◆ What the task requires ◆
Examine the records and identify each line that includes the string "content". Copy those lines.

◆ Supplied records ◆
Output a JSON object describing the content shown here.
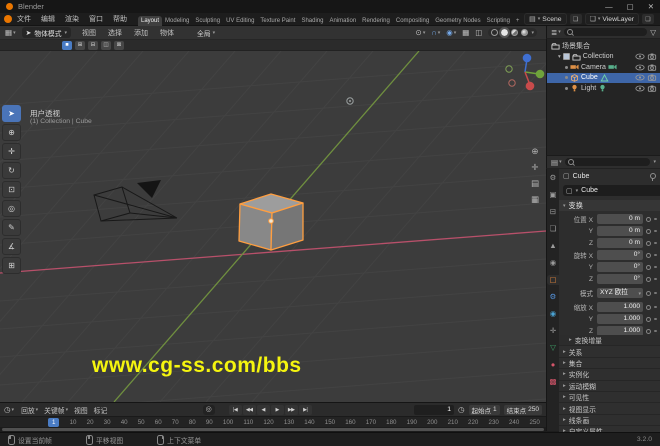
{
  "window": {
    "title": "Blender",
    "min": "—",
    "max": "▢",
    "close": "✕"
  },
  "topbar": {
    "menus": [
      "文件",
      "编辑",
      "渲染",
      "窗口",
      "帮助"
    ],
    "tabs": [
      {
        "label": "Layout",
        "active": true
      },
      {
        "label": "Modeling"
      },
      {
        "label": "Sculpting"
      },
      {
        "label": "UV Editing"
      },
      {
        "label": "Texture Paint"
      },
      {
        "label": "Shading"
      },
      {
        "label": "Animation"
      },
      {
        "label": "Rendering"
      },
      {
        "label": "Compositing"
      },
      {
        "label": "Geometry Nodes"
      },
      {
        "label": "Scripting"
      },
      {
        "label": "+"
      }
    ],
    "scene_label": "Scene",
    "view_layer_label": "ViewLayer"
  },
  "viewport_header": {
    "mode": "物体模式",
    "menus": [
      "视图",
      "选择",
      "添加",
      "物体"
    ],
    "orientation": "全局"
  },
  "tool_settings": {
    "modes": [
      {
        "name": "select-mode-set",
        "glyph": "■",
        "active": true
      },
      {
        "name": "select-mode-extend",
        "glyph": "⊞"
      },
      {
        "name": "select-mode-subtract",
        "glyph": "⊟"
      },
      {
        "name": "select-mode-invert",
        "glyph": "◫"
      },
      {
        "name": "select-mode-intersect",
        "glyph": "⊠"
      }
    ]
  },
  "toolbar": {
    "tools": [
      {
        "name": "tool-select-box",
        "glyph": "➤",
        "active": true
      },
      {
        "name": "tool-cursor",
        "glyph": "⊕"
      },
      {
        "name": "tool-move",
        "glyph": "✛"
      },
      {
        "name": "tool-rotate",
        "glyph": "↻"
      },
      {
        "name": "tool-scale",
        "glyph": "⊡"
      },
      {
        "name": "tool-transform",
        "glyph": "◎"
      },
      {
        "name": "tool-annotate",
        "glyph": "✎"
      },
      {
        "name": "tool-measure",
        "glyph": "∡"
      },
      {
        "name": "tool-add-cube",
        "glyph": "⊞"
      }
    ]
  },
  "viewport": {
    "view_label": "用户透视",
    "context_label": "(1) Collection | Cube",
    "watermark": "www.cg-ss.com/bbs"
  },
  "outliner": {
    "rows": [
      {
        "label": "场景集合",
        "icon": "i-collection",
        "icon_name": "scene-collection-icon",
        "icon_color": "#cfcfcf",
        "indent": 0,
        "toggles": []
      },
      {
        "label": "Collection",
        "icon": "i-collection",
        "icon_name": "collection-icon",
        "icon_color": "#cfcfcf",
        "indent": 1,
        "expanded": true,
        "checkbox": true,
        "toggles": [
          "eye",
          "photo"
        ]
      },
      {
        "label": "Camera",
        "icon": "i-cam",
        "icon_name": "camera-object-icon",
        "icon_color": "#de9046",
        "data_icon": "i-cam",
        "data_icon_name": "camera-data-icon",
        "data_color": "#58b08c",
        "indent": 2,
        "toggles": [
          "eye",
          "photo"
        ]
      },
      {
        "label": "Cube",
        "icon": "i-cube",
        "icon_name": "cube-object-icon",
        "icon_color": "#f0b070",
        "data_icon": "i-tri",
        "data_icon_name": "mesh-data-icon",
        "data_color": "#6fd0a8",
        "indent": 2,
        "selected": true,
        "toggles": [
          "eye",
          "photo"
        ]
      },
      {
        "label": "Light",
        "icon": "i-bulb",
        "icon_name": "light-object-icon",
        "icon_color": "#de9046",
        "data_icon": "i-bulb",
        "data_icon_name": "light-data-icon",
        "data_color": "#58b08c",
        "indent": 2,
        "toggles": [
          "eye",
          "photo"
        ]
      }
    ]
  },
  "properties": {
    "breadcrumb": "Cube",
    "name_value": "Cube",
    "tabs": [
      {
        "name": "tab-tool",
        "glyph": "⚙",
        "color": "#9b9b9b"
      },
      {
        "name": "tab-render",
        "glyph": "▣",
        "color": "#9b9b9b"
      },
      {
        "name": "tab-output",
        "glyph": "⊟",
        "color": "#9b9b9b"
      },
      {
        "name": "tab-view-layer",
        "glyph": "❏",
        "color": "#9b9b9b"
      },
      {
        "name": "tab-scene",
        "glyph": "▲",
        "color": "#9b9b9b"
      },
      {
        "name": "tab-world",
        "glyph": "◉",
        "color": "#9b9b9b"
      },
      {
        "name": "tab-object",
        "glyph": "▢",
        "color": "#e8883c",
        "active": true
      },
      {
        "name": "tab-modifiers",
        "glyph": "⚙",
        "color": "#5796e0"
      },
      {
        "name": "tab-physics",
        "glyph": "◉",
        "color": "#4aa3d4"
      },
      {
        "name": "tab-constraints",
        "glyph": "✛",
        "color": "#9b9b9b"
      },
      {
        "name": "tab-object-data",
        "glyph": "▽",
        "color": "#3fa66b"
      },
      {
        "name": "tab-material",
        "glyph": "●",
        "color": "#d4556a"
      },
      {
        "name": "tab-texture",
        "glyph": "▩",
        "color": "#d4556a"
      }
    ],
    "transform": {
      "title": "变换",
      "rows": [
        {
          "label": "位置 X",
          "value": "0 m"
        },
        {
          "label": "Y",
          "value": "0 m"
        },
        {
          "label": "Z",
          "value": "0 m"
        },
        {
          "label": "旋转 X",
          "value": "0°"
        },
        {
          "label": "Y",
          "value": "0°"
        },
        {
          "label": "Z",
          "value": "0°"
        },
        {
          "label": "模式",
          "value": "XYZ 欧拉",
          "dropdown": true
        },
        {
          "label": "缩放 X",
          "value": "1.000"
        },
        {
          "label": "Y",
          "value": "1.000"
        },
        {
          "label": "Z",
          "value": "1.000"
        }
      ]
    },
    "sections": [
      "变换增量",
      "关系",
      "集合",
      "实例化",
      "运动模糊",
      "可见性",
      "视图显示",
      "线条画",
      "自定义属性"
    ]
  },
  "timeline": {
    "menus": [
      {
        "label": "回放",
        "dropdown": true
      },
      {
        "label": "关键帧",
        "dropdown": true
      },
      {
        "label": "视图"
      },
      {
        "label": "标记"
      }
    ],
    "transport": [
      {
        "name": "jump-to-start-button",
        "glyph": "|◀"
      },
      {
        "name": "previous-keyframe-button",
        "glyph": "◀◀"
      },
      {
        "name": "play-reverse-button",
        "glyph": "◀"
      },
      {
        "name": "play-button",
        "glyph": "▶"
      },
      {
        "name": "next-keyframe-button",
        "glyph": "▶▶"
      },
      {
        "name": "jump-to-end-button",
        "glyph": "▶|"
      }
    ],
    "current_frame": "1",
    "start_label": "起始点",
    "start_value": "1",
    "end_label": "结束点",
    "end_value": "250",
    "ruler": [
      "1",
      "10",
      "20",
      "30",
      "40",
      "50",
      "60",
      "70",
      "80",
      "90",
      "100",
      "110",
      "120",
      "130",
      "140",
      "150",
      "160",
      "170",
      "180",
      "190",
      "200",
      "210",
      "220",
      "230",
      "240",
      "250"
    ]
  },
  "statusbar": {
    "hints": [
      {
        "button": "left",
        "label": "设置当前帧"
      },
      {
        "button": "middle",
        "label": "平移视图"
      },
      {
        "button": "right",
        "label": "上下文菜单"
      }
    ],
    "version": "3.2.0"
  },
  "colors": {
    "accent": "#4772b3",
    "selection": "#3e66a8",
    "cube_outline": "#ff9e40",
    "axis_x": "#b8506a",
    "axis_y": "#6f8f3f",
    "watermark": "#f5f50f",
    "object_icon": "#de9046",
    "data_icon": "#58b08c",
    "logo": "#ea7600"
  },
  "icons": {
    "dropdown": "▾",
    "filter": "▽",
    "pivot": "⊙",
    "magnet": "∩",
    "proportional": "◉",
    "gizmos": "▦",
    "overlays": "◫",
    "editor_3d": "▦",
    "editor_outliner": "≣",
    "editor_props": "▤",
    "editor_timeline": "◷",
    "autokey": "◎",
    "zoom": "⊕",
    "pan": "✛",
    "camera_view": "▤",
    "ortho_grid": "▦",
    "mode_cursor": "➤",
    "scene": "▤",
    "view_layer": "❏",
    "new_copy": "❏",
    "object": "▢",
    "preview_range": "◷"
  }
}
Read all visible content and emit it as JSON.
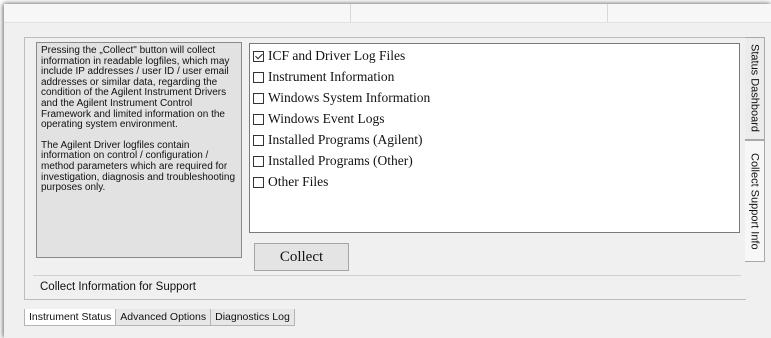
{
  "description": {
    "paragraph1": "Pressing the „Collect\" button will collect information in readable logfiles, which may include IP addresses / user ID / user email addresses or similar data, regarding the condition of the Agilent Instrument Drivers and the Agilent Instrument Control Framework and limited information on the operating system environment.",
    "paragraph2": "The Agilent Driver logfiles contain information on control / configuration / method parameters which are required for investigation, diagnosis and troubleshooting purposes only."
  },
  "options": [
    {
      "label": "ICF and Driver Log Files",
      "checked": true
    },
    {
      "label": "Instrument Information",
      "checked": false
    },
    {
      "label": "Windows System Information",
      "checked": false
    },
    {
      "label": "Windows Event Logs",
      "checked": false
    },
    {
      "label": "Installed Programs (Agilent)",
      "checked": false
    },
    {
      "label": "Installed Programs (Other)",
      "checked": false
    },
    {
      "label": "Other Files",
      "checked": false
    }
  ],
  "collect_button": "Collect",
  "footer_caption": "Collect Information for Support",
  "side_tabs": {
    "status_dashboard": "Status Dashboard",
    "collect_support_info": "Collect Support Info",
    "active": "collect_support_info"
  },
  "bottom_tabs": [
    {
      "label": "Instrument Status",
      "active": true
    },
    {
      "label": "Advanced Options",
      "active": false
    },
    {
      "label": "Diagnostics Log",
      "active": false
    }
  ]
}
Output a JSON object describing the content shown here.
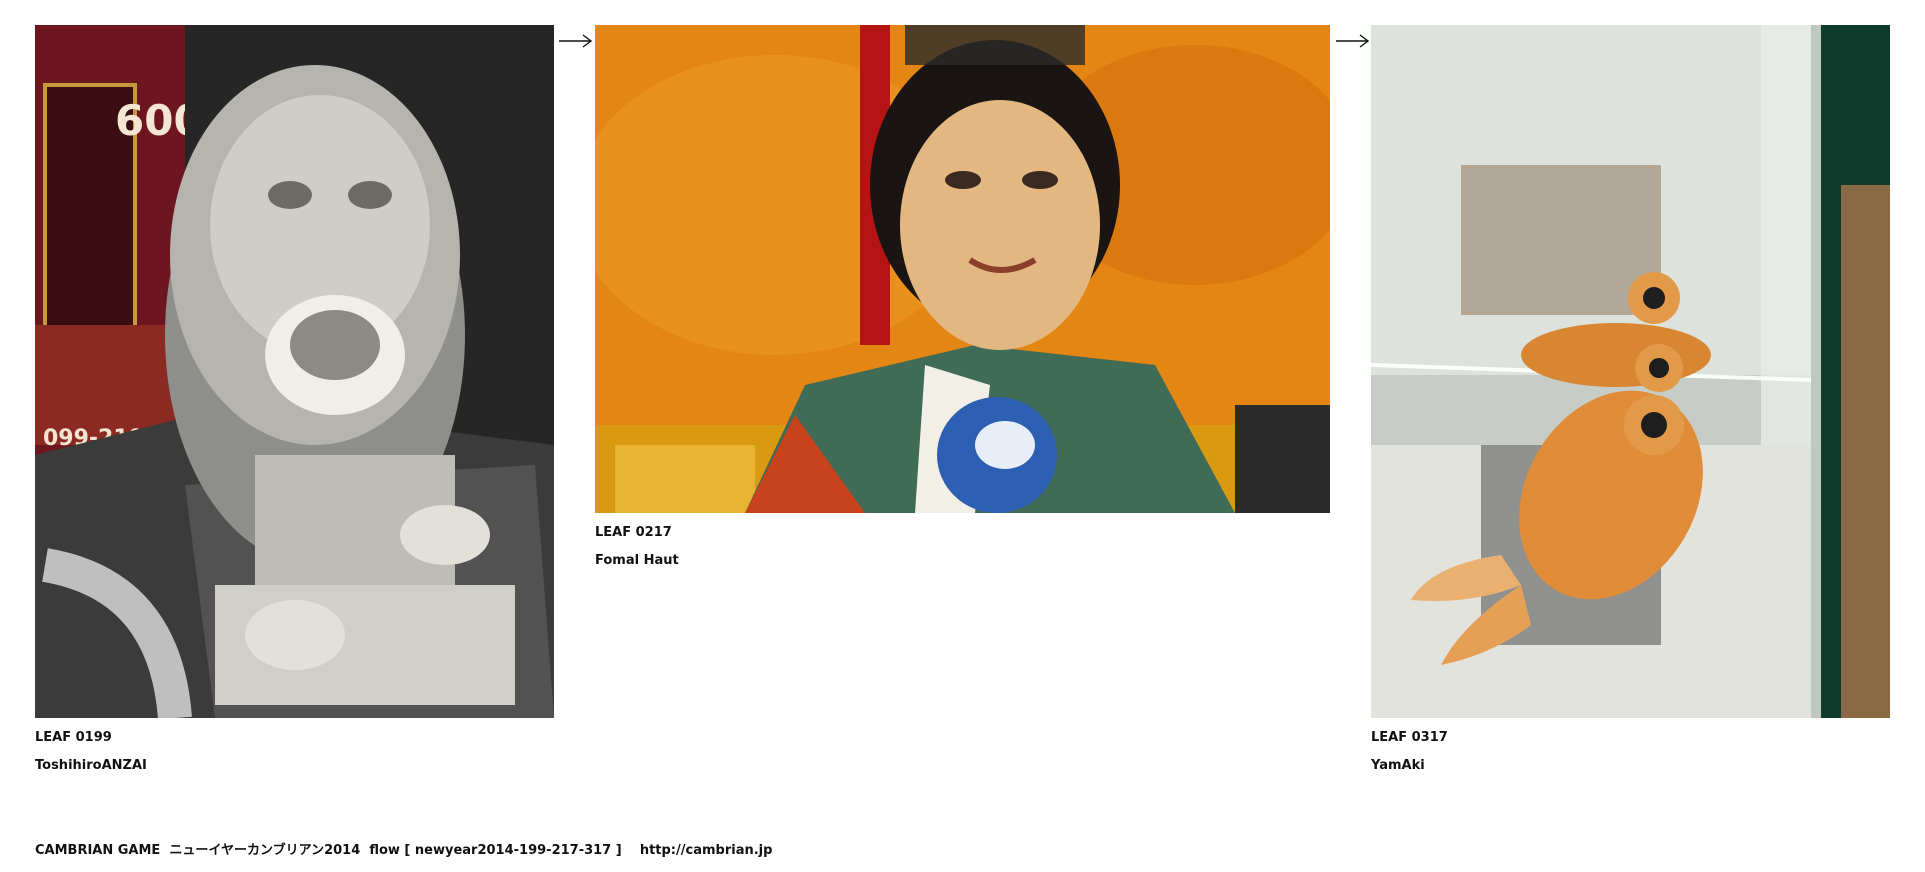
{
  "leaves": [
    {
      "id": "LEAF 0199",
      "author": "ToshihiroANZAI",
      "subject": "stone lion statue"
    },
    {
      "id": "LEAF 0217",
      "author": "Fomal Haut",
      "subject": "woman portrait on orange wall"
    },
    {
      "id": "LEAF 0317",
      "author": "YamAki",
      "subject": "goldfish in aquarium"
    }
  ],
  "sign_text": {
    "line1": "600",
    "phone": "099-219-4"
  },
  "arrow_glyph": "arrow-right-icon",
  "footer": {
    "title": "CAMBRIAN GAME",
    "subtitle": "ニューイヤーカンブリアン2014",
    "flow": "flow [ newyear2014-199-217-317 ]",
    "url": "http://cambrian.jp"
  }
}
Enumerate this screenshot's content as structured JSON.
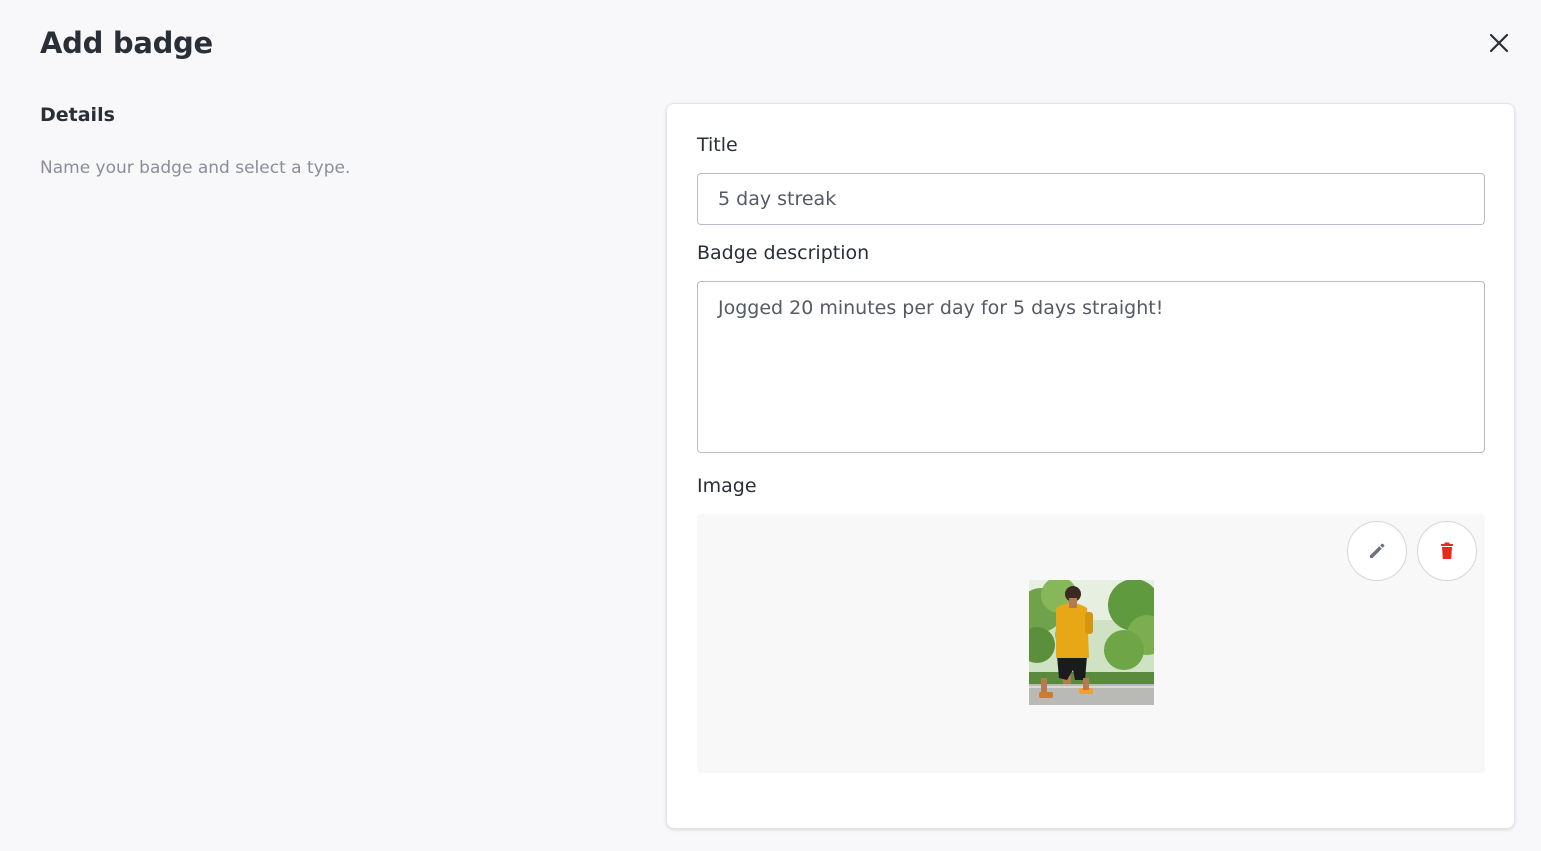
{
  "dialog": {
    "title": "Add badge",
    "close_icon": "close-icon"
  },
  "details": {
    "heading": "Details",
    "description": "Name your badge and select a type."
  },
  "form": {
    "title_label": "Title",
    "title_value": "5 day streak",
    "description_label": "Badge description",
    "description_value": "Jogged 20 minutes per day for 5 days straight!",
    "image_label": "Image",
    "edit_icon": "pencil-icon",
    "delete_icon": "trash-icon"
  },
  "colors": {
    "delete": "#e8291c",
    "edit": "#6b7280",
    "shirt": "#e8a717"
  }
}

◆ Exercise response ◆
Output a JSON object describing the content shown here.
Read all visible content and emit it as JSON.
Output a JSON object describing the content shown here.
Enumerate this screenshot's content as structured JSON.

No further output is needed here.